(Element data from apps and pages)

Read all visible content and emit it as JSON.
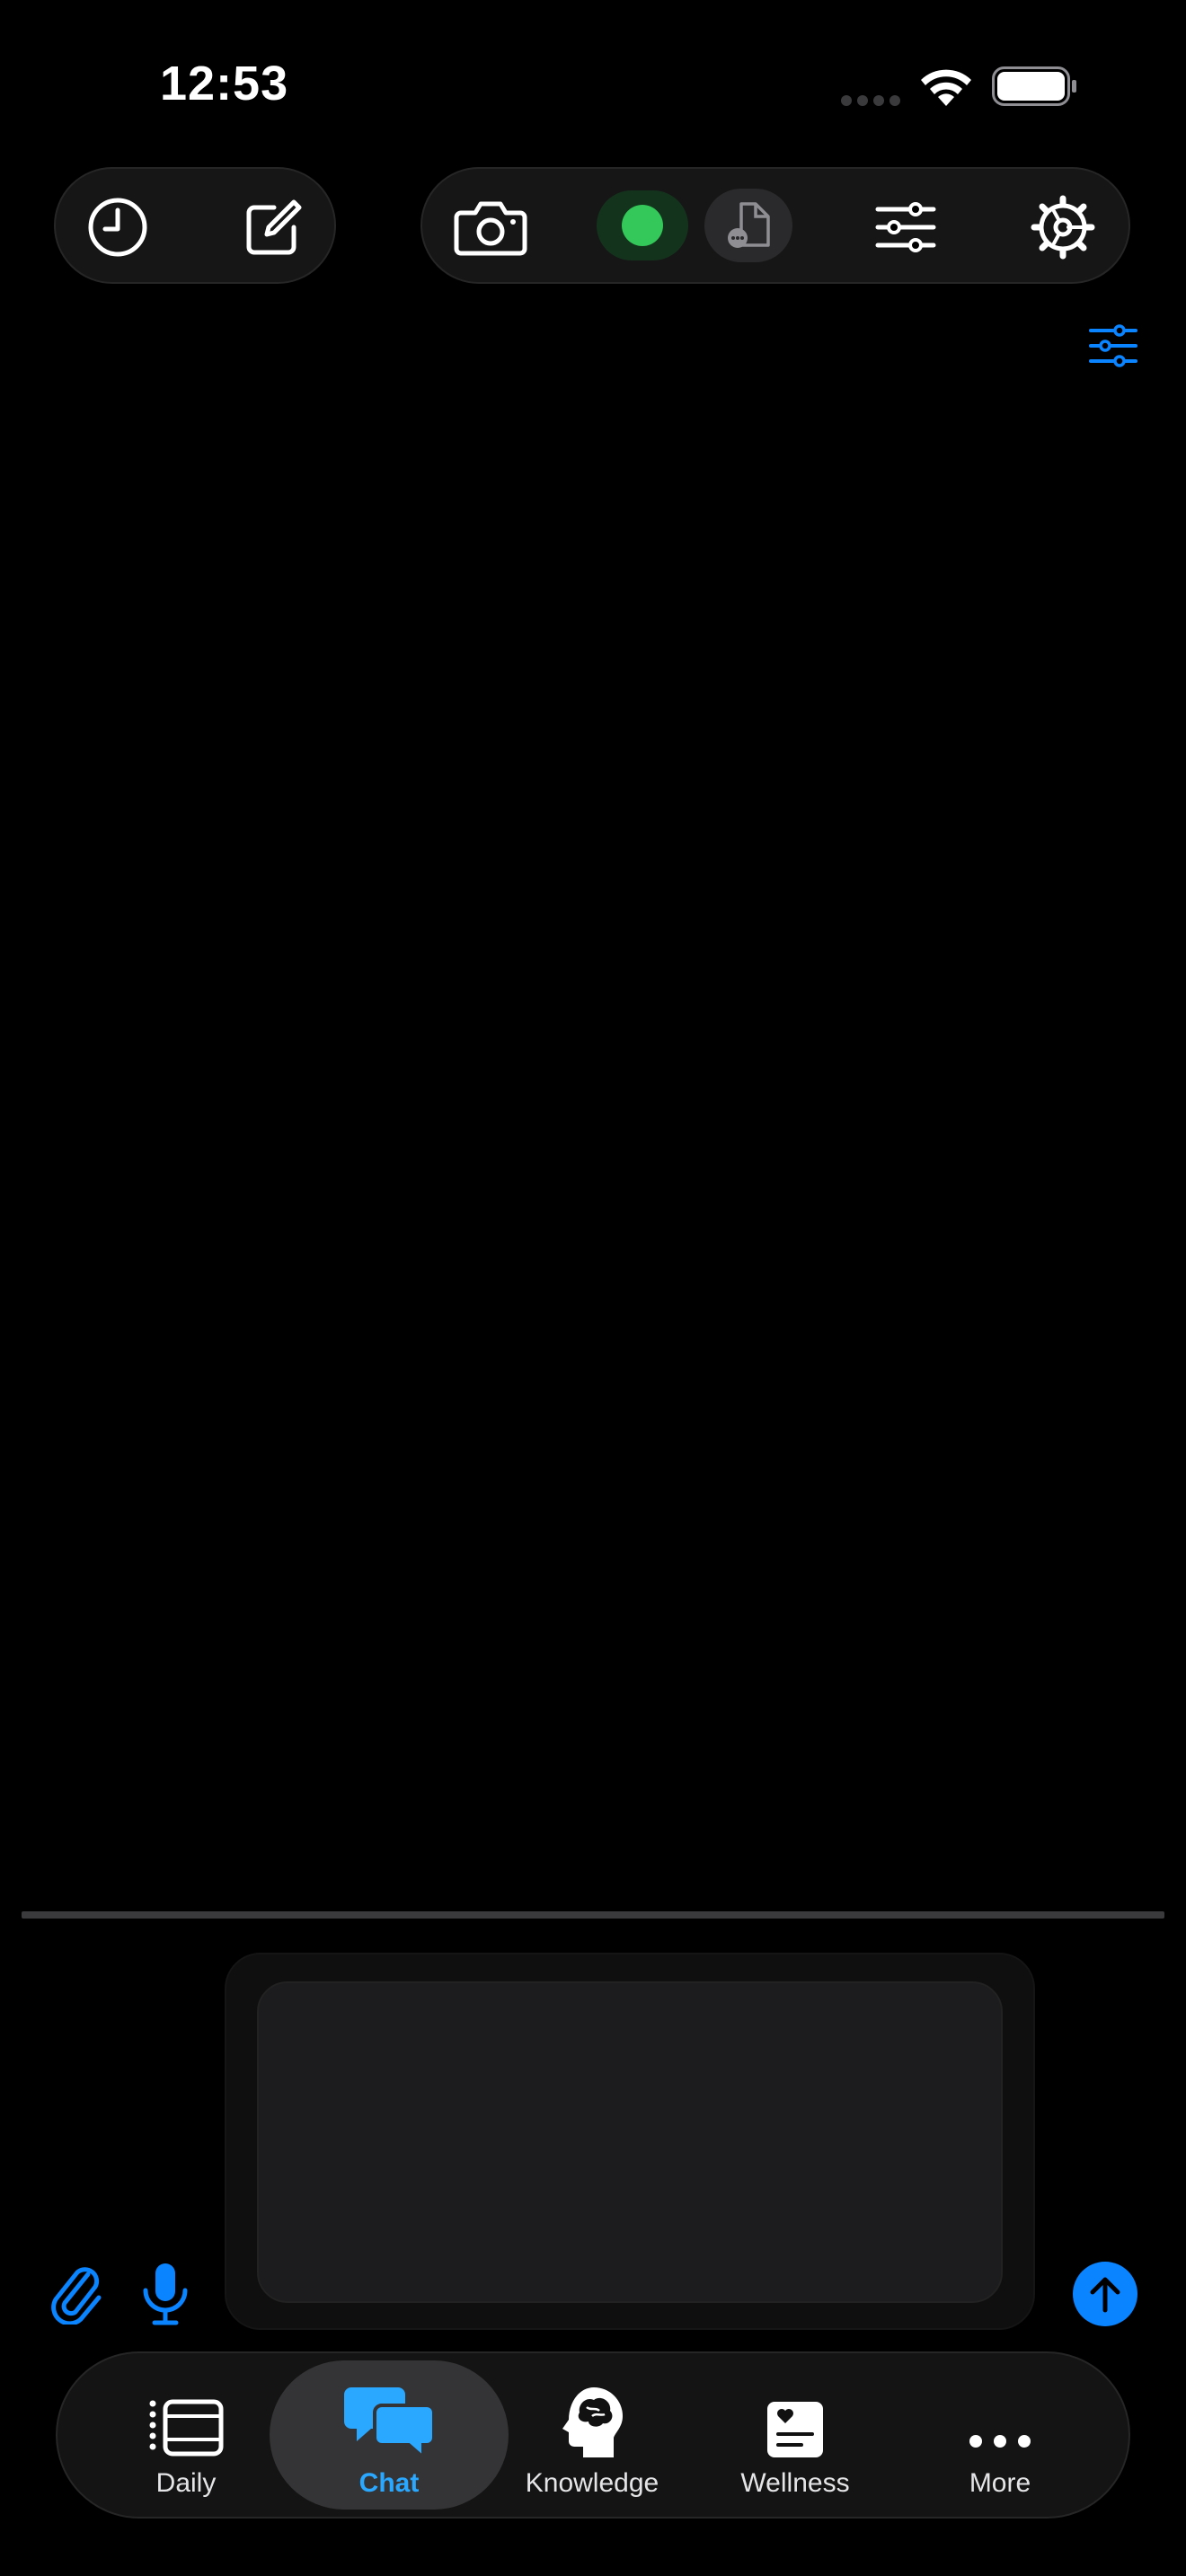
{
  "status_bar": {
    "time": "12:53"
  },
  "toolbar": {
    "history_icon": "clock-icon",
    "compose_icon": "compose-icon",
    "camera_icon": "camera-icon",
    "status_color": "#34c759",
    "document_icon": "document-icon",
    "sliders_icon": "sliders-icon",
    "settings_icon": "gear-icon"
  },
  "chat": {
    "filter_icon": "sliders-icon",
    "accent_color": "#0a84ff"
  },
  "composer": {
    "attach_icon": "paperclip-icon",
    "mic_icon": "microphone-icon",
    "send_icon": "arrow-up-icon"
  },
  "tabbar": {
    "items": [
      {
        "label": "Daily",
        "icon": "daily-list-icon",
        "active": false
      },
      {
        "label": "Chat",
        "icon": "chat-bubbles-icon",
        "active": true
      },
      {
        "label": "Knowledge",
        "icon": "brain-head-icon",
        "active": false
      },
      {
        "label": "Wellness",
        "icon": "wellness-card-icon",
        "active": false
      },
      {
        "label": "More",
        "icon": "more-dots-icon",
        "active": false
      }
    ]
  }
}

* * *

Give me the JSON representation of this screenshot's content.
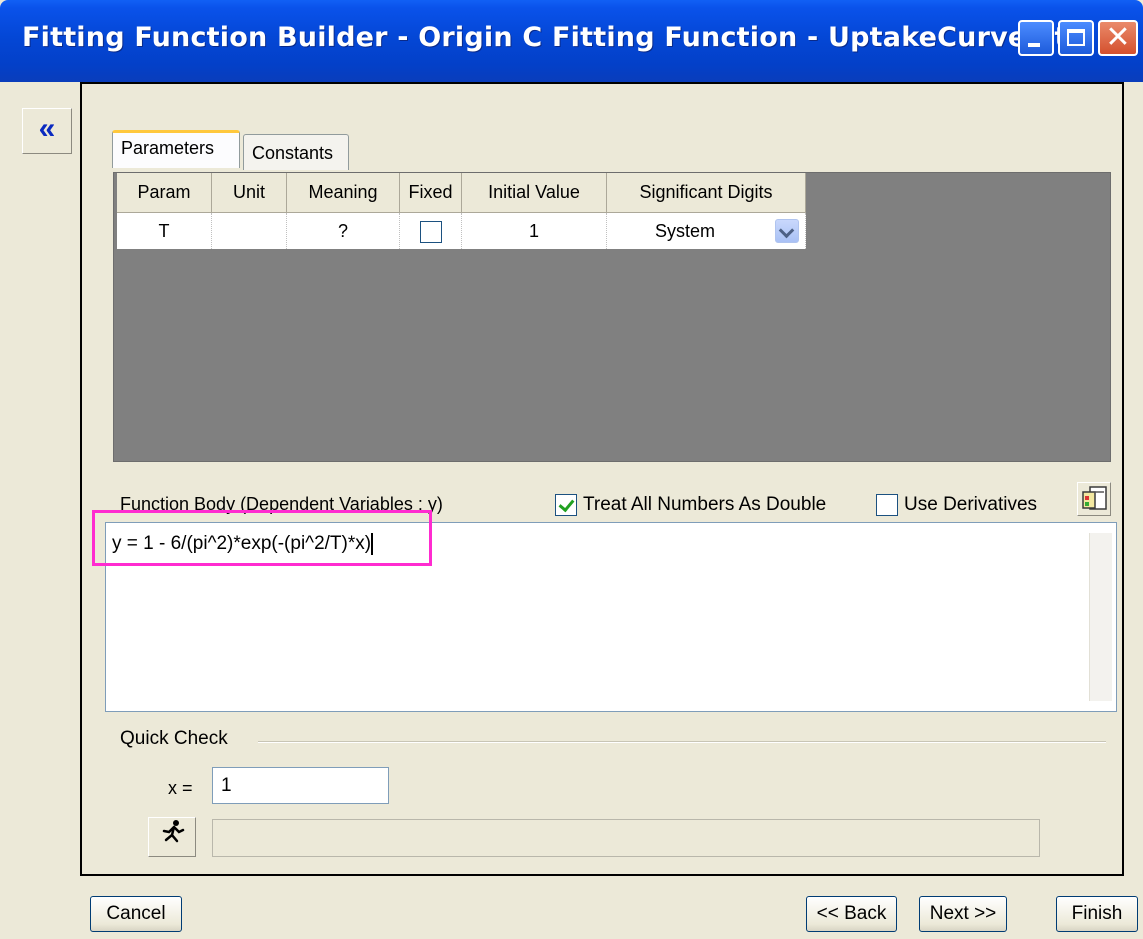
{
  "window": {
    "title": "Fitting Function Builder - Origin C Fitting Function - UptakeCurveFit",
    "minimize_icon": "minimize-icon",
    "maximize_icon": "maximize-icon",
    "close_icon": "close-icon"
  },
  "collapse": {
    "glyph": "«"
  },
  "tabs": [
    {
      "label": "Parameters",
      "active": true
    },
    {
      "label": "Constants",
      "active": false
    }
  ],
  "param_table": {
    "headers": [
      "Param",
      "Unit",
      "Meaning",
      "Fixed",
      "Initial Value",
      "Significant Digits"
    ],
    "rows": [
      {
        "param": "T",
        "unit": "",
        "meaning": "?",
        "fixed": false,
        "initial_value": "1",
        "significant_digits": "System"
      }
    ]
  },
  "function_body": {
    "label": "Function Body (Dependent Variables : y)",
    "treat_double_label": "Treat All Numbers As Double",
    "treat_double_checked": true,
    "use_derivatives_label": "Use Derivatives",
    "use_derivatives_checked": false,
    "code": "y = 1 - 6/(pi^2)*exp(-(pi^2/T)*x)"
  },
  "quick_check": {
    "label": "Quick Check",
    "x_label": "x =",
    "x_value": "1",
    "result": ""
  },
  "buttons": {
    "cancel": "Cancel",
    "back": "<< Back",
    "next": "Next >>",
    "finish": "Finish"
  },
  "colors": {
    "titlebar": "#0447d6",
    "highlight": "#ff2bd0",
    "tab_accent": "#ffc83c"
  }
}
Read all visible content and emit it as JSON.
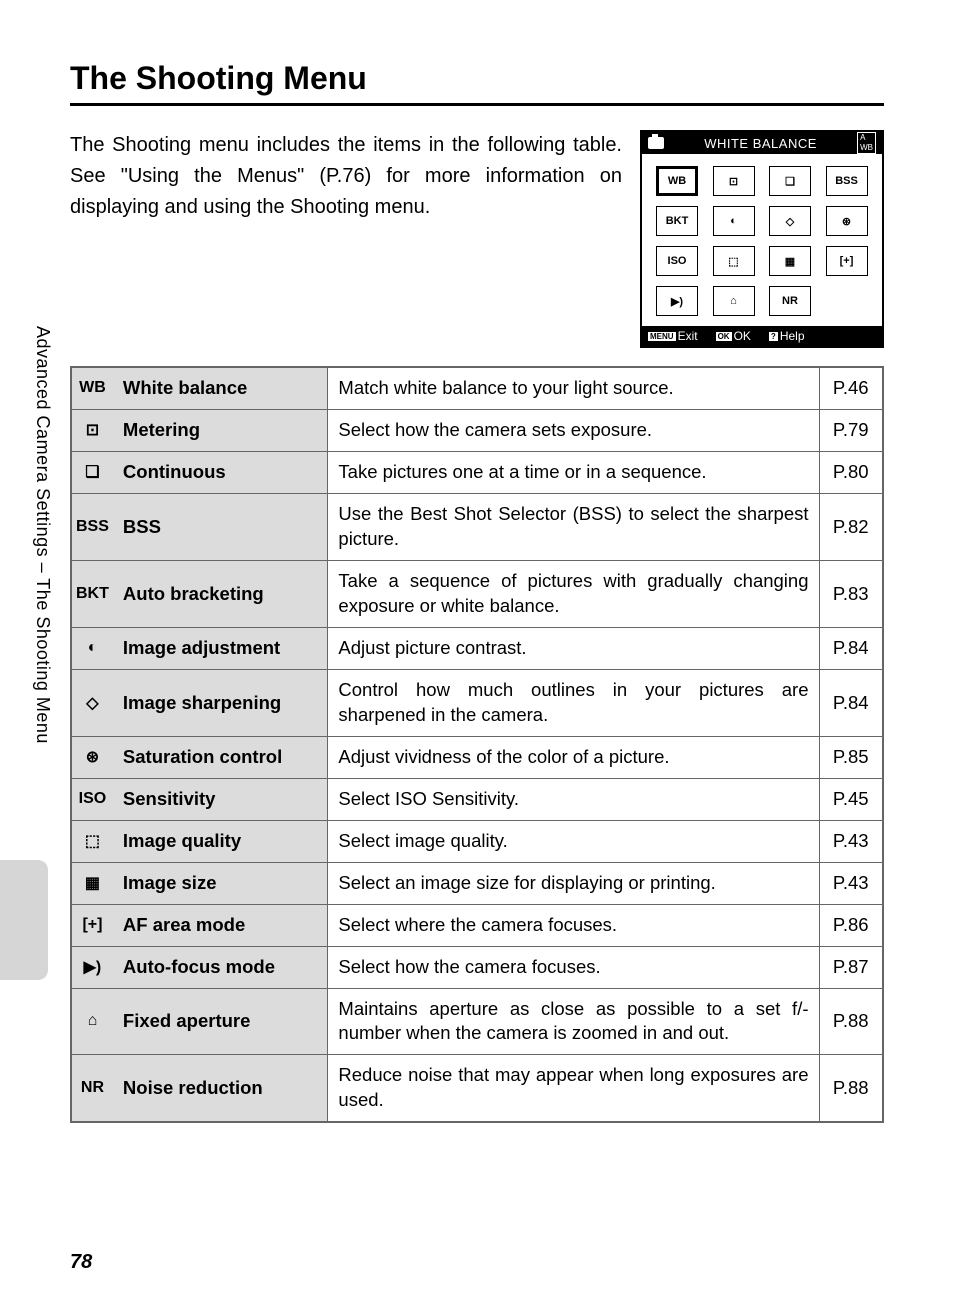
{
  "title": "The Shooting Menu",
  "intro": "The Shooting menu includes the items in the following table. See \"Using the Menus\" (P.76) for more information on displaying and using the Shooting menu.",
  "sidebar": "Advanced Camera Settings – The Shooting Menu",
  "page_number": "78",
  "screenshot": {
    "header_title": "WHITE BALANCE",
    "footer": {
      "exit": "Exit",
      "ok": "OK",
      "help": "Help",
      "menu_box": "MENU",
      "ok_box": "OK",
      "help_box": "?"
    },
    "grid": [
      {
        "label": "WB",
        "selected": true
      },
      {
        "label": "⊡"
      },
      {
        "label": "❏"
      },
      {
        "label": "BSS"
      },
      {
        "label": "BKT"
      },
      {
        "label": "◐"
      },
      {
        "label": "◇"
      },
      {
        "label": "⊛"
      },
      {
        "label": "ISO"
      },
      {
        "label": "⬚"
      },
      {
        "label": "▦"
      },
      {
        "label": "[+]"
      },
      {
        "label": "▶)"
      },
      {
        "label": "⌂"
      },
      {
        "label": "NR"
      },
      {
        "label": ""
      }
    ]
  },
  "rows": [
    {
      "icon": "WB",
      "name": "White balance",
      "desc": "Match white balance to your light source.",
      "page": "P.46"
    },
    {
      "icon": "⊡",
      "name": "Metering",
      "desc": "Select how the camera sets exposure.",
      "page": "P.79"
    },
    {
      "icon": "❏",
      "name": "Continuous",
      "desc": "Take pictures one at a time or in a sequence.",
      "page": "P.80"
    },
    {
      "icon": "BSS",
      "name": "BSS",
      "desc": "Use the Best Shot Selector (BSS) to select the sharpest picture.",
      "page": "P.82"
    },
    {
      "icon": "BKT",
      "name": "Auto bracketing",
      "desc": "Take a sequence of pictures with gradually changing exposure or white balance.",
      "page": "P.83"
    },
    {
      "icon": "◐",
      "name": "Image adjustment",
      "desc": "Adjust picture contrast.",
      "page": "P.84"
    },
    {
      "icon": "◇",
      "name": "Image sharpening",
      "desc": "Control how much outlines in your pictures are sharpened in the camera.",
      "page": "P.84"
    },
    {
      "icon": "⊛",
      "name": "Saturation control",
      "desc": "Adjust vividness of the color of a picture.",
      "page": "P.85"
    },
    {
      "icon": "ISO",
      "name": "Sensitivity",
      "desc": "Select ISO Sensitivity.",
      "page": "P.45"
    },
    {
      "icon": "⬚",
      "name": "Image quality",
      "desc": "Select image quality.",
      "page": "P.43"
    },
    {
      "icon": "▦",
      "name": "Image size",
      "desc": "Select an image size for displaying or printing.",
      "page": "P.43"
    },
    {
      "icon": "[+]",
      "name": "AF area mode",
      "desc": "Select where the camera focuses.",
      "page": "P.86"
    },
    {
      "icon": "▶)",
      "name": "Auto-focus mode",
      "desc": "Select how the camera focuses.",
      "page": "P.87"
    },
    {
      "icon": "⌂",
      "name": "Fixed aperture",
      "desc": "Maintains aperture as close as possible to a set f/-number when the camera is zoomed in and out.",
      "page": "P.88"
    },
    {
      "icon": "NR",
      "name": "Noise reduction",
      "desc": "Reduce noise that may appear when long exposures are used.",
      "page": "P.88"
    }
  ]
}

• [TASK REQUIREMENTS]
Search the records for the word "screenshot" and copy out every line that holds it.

• [SOLUTION FOR THIS EXERCISE]
Give me the JSON representation of this screenshot's content.
  "screenshot": {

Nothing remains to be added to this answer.